This fish-eating duck is the typical merganser of freshwater lakes. Its flocks are usually small, but these may combine into big concentrations sometimes at large reservoirs. Common Mergansers living along rivers may spend hours resting on rocks or on shore. The British call this bird the “Goosander.” In some parts of Europe, with artificial nesting sites provided, the species has become a common nesting bird along city waterfronts; this has not yet happened in North America.

 

Snow Geese

snow_geese

“The geese know…” my friend said as we watched hundreds of the birds overhead noisily making their way northward, as the snow under our skis and snowboard diminished under the March sun.

The snow geese seem to take more time to organize themselves into the classic travelling chevron than do their Canadian cousins.

It is beautiful to see the birds form and adjust themselves into the most aerodynamically efficient pattern, the group lessening the effort necessary for each individual to make it to their summer home.

An interesting email forwarded to us recently:

We only had 1 inch of up to January 1. January had 5.75 inches of snow and 1.9 inches of total precipitation. February had 8 inches of snow and 4.72 inches of precip. So far in March we had 1.75 inches of snow and only .11 precip. So the total snowfall for the season is 15.5 inches. The lowest snowfall amounts for the season were 13.25 inches in 1989 and 29.25 in 1979. The highest were 112 in 1996 and 109.5 in 2003. The average snowfall for the past 37 years was 55 inches.

 

Catskills

catskills

Each morning spent on top of Elk Mountain brings it’s own unique joy.

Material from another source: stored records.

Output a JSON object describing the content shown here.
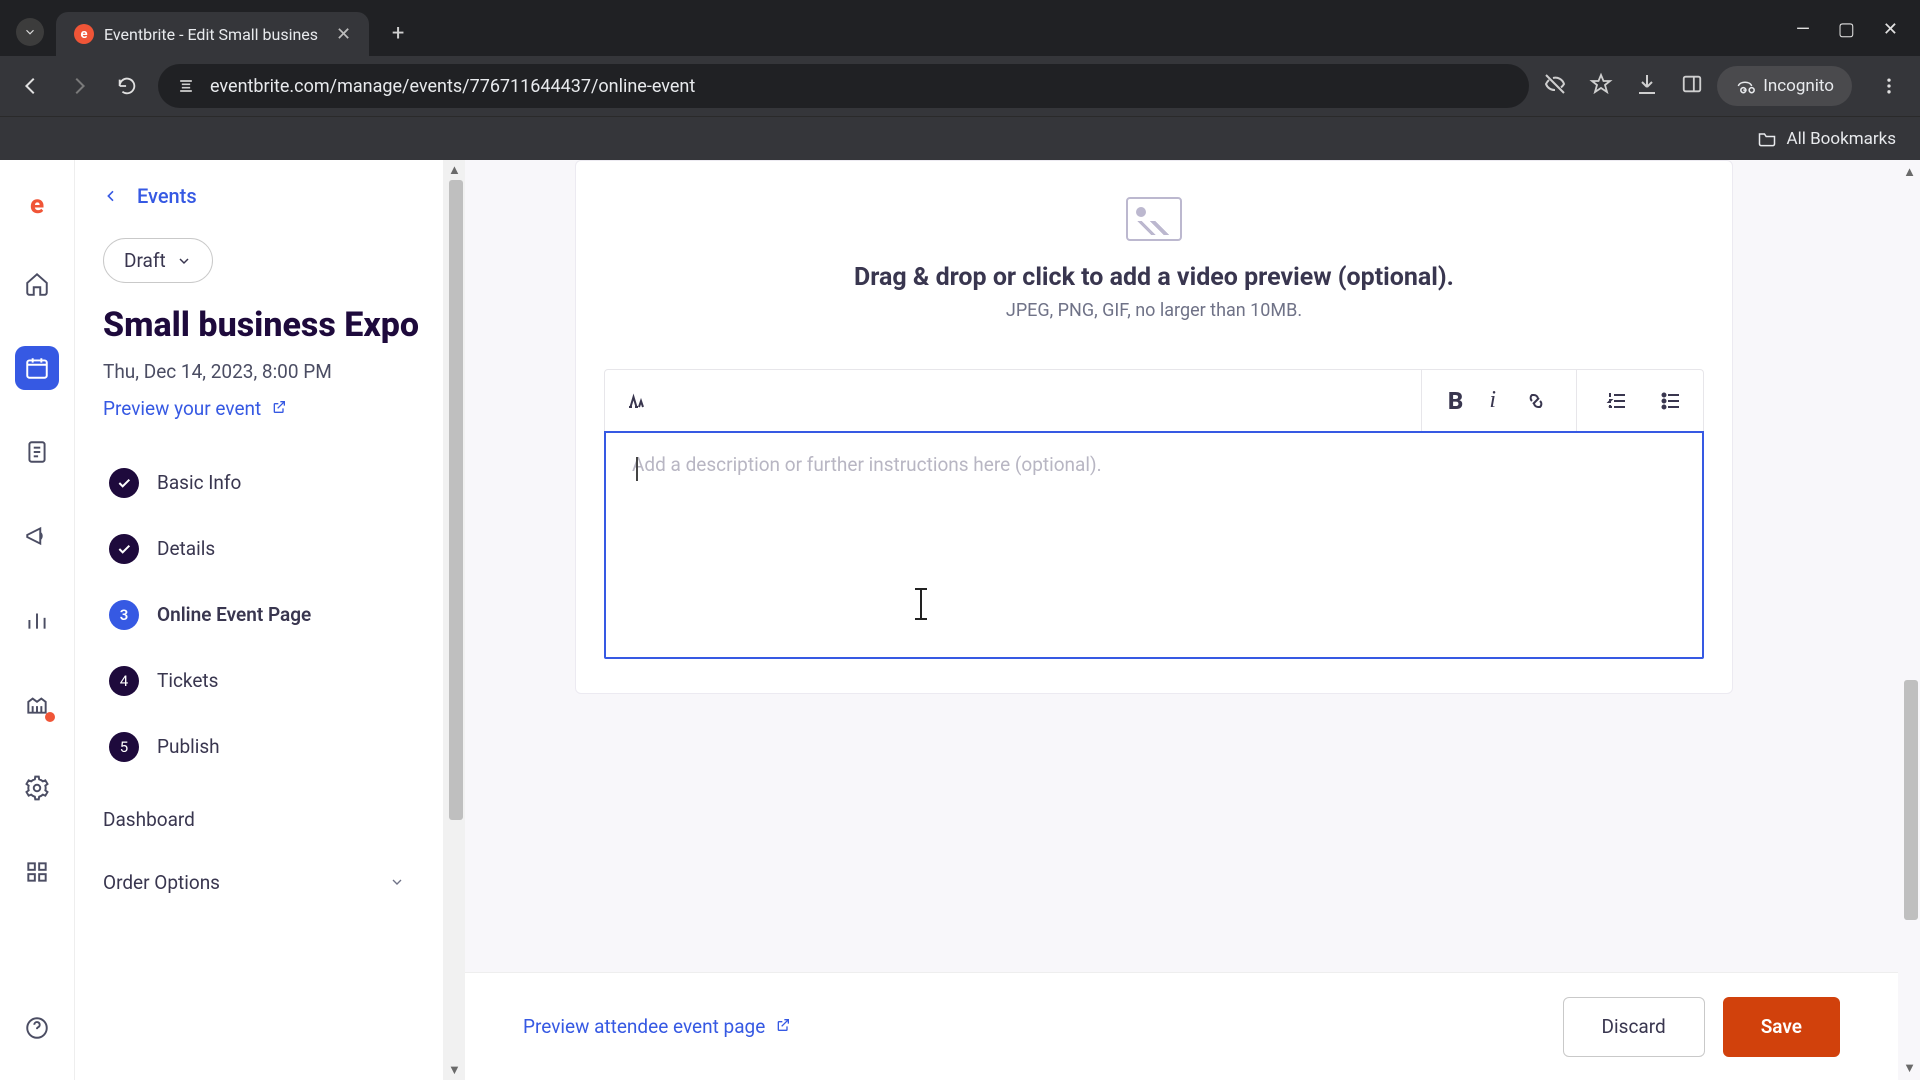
{
  "browser": {
    "tab_title": "Eventbrite - Edit Small busines",
    "url": "eventbrite.com/manage/events/776711644437/online-event",
    "incognito_label": "Incognito",
    "all_bookmarks": "All Bookmarks"
  },
  "sidebar": {
    "back_label": "Events",
    "status_pill": "Draft",
    "event_title": "Small business Expo",
    "event_datetime": "Thu, Dec 14, 2023, 8:00 PM",
    "preview_link": "Preview your event",
    "steps": [
      {
        "label": "Basic Info",
        "state": "done"
      },
      {
        "label": "Details",
        "state": "done"
      },
      {
        "label": "Online Event Page",
        "state": "active",
        "num": "3"
      },
      {
        "label": "Tickets",
        "state": "todo",
        "num": "4"
      },
      {
        "label": "Publish",
        "state": "todo",
        "num": "5"
      }
    ],
    "links": {
      "dashboard": "Dashboard",
      "order_options": "Order Options"
    }
  },
  "main": {
    "dropzone_title": "Drag & drop or click to add a video preview (optional).",
    "dropzone_sub": "JPEG, PNG, GIF, no larger than 10MB.",
    "editor_placeholder": "Add a description or further instructions here (optional)."
  },
  "footer": {
    "preview_label": "Preview attendee event page",
    "discard": "Discard",
    "save": "Save"
  }
}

This morning, the muskrat that had taken up residence under one of the buildings on top of the mountain weeks ago, was spied scurrying under another building this morning.

Multiple people have confirmed that indeed, the critter is a muskrat. “Yup, that’s a muskrat alright. I’ve trapped ’em and sold ’em; I’m 100 percent sure that’s a muskrat” said Bill, as he has seen the animal on multiple occasions.  It remains a mystery to all of us what a muskrat is doing so far away from water.

Sometimes, it seems that you can actually see the curve of the earth as the horizon is presented in clear view. Often, you can see snow squalls as they build and race through the countryside.

And some mornings, when the light is just right, the Catskills appear majestically on the northeastern horizon.